The West’s joint defense relies, however imperfectly, on certain stated and unstated assumptions. Collective action in the event of an attack is one of these; outposts in friendly countries or buffer areas are another. Azerbaijan acts as both of these for the West’s bumbling attempts to deal with the Iranian regime.
Iran recently announced its intent to annex Azerbaijan.
As Foreign Policy correctly notes, this is something of a recurring trope in Iranian-Azerbaijani relations. Threats to annex each other are part and parcel of the two countries’ interactions over time, and most observers of the area have yawned in response, assuming this is part of a long-term trend of loud rhetoric and no action.
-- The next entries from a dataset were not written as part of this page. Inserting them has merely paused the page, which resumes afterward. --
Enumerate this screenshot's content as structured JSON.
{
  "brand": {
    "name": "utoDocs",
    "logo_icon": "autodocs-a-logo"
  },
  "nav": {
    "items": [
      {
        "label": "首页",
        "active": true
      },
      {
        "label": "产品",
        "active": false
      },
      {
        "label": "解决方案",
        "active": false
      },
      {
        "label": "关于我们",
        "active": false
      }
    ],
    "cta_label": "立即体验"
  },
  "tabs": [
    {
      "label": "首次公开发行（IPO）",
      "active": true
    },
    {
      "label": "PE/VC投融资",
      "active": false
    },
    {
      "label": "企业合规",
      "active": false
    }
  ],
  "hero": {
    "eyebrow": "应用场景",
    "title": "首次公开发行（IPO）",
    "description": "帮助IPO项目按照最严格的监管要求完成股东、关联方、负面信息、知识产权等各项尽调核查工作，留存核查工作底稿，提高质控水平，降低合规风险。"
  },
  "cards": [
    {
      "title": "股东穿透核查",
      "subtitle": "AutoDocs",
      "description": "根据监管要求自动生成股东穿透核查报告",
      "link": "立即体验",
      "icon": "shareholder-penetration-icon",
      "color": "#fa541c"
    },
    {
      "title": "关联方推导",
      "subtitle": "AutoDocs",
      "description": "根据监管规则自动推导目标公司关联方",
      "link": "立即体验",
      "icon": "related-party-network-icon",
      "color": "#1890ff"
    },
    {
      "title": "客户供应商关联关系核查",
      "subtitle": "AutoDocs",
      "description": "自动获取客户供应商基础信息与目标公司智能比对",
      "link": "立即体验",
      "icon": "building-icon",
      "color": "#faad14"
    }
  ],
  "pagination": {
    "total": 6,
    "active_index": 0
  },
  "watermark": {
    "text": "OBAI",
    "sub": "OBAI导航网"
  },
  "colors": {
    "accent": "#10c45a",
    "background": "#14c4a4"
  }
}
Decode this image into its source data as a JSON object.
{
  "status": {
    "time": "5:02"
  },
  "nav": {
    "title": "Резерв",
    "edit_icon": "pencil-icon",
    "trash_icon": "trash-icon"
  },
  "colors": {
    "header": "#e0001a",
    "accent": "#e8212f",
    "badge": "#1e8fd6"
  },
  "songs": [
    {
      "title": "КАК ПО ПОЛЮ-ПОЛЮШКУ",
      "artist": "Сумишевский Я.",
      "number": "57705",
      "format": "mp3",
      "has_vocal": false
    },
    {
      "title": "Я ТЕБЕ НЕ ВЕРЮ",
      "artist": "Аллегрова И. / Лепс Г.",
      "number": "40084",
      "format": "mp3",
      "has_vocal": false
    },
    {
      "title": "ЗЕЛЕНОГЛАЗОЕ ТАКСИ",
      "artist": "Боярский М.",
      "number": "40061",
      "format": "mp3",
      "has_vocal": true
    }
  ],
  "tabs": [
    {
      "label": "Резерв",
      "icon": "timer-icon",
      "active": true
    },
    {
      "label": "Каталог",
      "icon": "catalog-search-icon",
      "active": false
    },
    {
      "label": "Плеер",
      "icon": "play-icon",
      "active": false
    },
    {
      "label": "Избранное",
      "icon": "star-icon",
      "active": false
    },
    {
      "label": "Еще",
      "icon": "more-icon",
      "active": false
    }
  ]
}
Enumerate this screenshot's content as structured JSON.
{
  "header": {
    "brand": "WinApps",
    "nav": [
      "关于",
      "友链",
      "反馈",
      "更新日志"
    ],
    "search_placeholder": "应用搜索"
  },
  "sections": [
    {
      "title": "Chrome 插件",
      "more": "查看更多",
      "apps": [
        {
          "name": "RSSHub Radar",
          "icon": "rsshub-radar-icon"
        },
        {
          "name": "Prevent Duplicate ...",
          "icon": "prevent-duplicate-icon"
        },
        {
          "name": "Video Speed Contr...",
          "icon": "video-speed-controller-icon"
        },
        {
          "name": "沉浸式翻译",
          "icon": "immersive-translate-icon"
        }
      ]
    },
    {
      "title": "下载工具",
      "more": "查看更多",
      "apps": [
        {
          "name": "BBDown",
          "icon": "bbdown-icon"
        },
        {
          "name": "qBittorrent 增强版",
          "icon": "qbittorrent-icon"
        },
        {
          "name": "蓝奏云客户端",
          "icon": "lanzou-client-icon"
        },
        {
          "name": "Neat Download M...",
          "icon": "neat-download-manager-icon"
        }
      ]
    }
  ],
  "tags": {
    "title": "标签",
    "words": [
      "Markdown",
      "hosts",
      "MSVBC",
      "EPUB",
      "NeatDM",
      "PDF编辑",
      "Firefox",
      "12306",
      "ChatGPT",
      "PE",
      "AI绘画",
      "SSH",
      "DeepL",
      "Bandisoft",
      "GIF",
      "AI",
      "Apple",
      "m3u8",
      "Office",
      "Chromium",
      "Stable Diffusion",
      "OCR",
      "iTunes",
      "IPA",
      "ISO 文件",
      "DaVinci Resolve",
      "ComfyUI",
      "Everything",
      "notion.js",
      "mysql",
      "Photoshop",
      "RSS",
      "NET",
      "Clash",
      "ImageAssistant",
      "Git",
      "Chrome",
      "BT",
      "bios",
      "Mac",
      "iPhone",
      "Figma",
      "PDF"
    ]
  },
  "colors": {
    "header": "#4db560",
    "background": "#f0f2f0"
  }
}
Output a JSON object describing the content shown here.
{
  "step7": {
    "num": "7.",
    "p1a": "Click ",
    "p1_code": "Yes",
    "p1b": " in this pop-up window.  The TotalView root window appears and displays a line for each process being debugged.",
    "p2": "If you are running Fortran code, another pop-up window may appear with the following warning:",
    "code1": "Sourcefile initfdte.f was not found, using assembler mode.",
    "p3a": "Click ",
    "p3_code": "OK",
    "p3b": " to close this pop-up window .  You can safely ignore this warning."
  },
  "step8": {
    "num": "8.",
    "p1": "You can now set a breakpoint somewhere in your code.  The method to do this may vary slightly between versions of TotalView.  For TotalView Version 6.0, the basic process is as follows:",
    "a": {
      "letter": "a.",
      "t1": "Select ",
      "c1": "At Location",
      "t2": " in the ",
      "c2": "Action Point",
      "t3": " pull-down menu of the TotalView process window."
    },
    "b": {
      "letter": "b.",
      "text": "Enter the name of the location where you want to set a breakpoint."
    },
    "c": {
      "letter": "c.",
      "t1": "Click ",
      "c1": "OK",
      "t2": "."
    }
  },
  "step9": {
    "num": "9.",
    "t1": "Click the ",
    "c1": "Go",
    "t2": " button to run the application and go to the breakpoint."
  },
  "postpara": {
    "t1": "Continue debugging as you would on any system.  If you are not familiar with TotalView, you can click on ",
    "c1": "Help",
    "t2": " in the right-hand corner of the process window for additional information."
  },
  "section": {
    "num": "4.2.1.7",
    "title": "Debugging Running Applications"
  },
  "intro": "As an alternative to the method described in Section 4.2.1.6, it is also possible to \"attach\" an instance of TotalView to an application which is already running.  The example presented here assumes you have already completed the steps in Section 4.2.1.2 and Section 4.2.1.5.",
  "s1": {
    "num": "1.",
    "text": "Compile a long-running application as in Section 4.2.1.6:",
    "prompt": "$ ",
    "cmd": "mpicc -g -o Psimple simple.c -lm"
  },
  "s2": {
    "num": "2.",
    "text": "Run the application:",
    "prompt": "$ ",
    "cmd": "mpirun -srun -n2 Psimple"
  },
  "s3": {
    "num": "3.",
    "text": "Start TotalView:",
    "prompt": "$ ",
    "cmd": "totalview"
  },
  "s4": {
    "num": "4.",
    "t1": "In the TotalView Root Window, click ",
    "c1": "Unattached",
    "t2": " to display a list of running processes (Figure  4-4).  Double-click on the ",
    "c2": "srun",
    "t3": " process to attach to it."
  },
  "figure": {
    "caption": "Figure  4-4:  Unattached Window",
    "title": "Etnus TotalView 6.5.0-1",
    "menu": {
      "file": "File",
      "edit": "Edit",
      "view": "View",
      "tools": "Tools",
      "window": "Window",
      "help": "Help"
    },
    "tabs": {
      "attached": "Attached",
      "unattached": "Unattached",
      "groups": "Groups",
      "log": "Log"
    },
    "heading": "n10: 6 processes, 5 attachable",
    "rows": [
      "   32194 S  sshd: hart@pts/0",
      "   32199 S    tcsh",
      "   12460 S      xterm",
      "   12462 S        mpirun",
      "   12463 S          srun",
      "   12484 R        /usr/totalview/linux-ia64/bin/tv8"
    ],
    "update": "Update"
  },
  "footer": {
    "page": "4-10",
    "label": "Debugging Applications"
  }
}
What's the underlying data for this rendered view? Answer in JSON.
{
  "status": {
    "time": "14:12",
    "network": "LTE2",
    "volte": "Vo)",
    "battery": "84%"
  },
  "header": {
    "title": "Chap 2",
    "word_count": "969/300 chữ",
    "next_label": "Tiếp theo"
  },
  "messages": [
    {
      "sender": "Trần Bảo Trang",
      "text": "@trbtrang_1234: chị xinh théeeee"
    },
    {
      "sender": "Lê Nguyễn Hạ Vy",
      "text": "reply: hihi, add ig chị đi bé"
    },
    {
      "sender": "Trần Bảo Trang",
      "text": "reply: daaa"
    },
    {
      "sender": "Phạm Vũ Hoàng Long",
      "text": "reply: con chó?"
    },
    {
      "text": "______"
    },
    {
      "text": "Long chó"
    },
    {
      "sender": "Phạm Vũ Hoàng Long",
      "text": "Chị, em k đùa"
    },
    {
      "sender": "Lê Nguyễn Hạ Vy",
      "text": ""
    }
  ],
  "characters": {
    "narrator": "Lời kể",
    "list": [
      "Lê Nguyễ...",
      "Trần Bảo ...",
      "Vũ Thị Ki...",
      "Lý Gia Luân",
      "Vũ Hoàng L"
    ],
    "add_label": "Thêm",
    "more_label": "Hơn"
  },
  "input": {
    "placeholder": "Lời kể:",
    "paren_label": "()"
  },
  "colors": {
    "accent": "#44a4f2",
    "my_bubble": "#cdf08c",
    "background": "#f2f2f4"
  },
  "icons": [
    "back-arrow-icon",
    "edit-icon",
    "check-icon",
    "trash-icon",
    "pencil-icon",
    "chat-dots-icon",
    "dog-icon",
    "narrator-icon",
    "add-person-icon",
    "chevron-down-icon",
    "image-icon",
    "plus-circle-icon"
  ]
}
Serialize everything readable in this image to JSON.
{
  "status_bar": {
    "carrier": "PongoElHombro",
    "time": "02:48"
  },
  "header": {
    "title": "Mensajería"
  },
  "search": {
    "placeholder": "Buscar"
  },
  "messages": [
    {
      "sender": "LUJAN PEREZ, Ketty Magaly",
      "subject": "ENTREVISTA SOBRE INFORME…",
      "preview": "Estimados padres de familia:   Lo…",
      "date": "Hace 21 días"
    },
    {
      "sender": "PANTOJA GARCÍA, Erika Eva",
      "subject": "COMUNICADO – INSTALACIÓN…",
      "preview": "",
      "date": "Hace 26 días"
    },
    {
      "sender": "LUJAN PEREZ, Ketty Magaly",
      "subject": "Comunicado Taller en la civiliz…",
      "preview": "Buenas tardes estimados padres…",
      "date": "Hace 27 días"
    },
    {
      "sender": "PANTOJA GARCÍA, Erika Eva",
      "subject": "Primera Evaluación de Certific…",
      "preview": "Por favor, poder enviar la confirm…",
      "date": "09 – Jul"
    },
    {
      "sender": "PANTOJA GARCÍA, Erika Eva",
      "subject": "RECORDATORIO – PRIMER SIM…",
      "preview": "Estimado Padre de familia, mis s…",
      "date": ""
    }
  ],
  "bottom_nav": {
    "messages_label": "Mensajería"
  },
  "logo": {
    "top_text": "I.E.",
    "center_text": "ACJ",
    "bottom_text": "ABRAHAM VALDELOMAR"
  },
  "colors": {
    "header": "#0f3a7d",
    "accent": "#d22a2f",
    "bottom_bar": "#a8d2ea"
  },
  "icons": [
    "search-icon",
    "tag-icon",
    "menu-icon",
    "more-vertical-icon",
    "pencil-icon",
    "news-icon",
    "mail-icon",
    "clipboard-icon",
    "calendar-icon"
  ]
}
Trends are remarkable for continuing until the moment at which they stop. Iranian rhetoric is or very soon will be backed with the threat of a nuclear exchange, and given the two countries’ relations, their shared commitment to Shi’i Islam is unlikely to deter more serious threats of force against Baku.
Realistically, Azerbaijan could not resist an outright invasion by Iran (though they could certainly make Iran bleed badly for their prize), and would have to turn to the United States and Europe for assistance. As of this moment, American foreign policy toward Tehran is confused, and European foreign policy toward everything is a chaotic mess.
An invasion of Azerbaijan is unlikely in the near future. Each day that Iranian rhetoric passes without a Western response, the likelihood grows.
Image Courtesy of Iran’s Propaganda Organ Press TV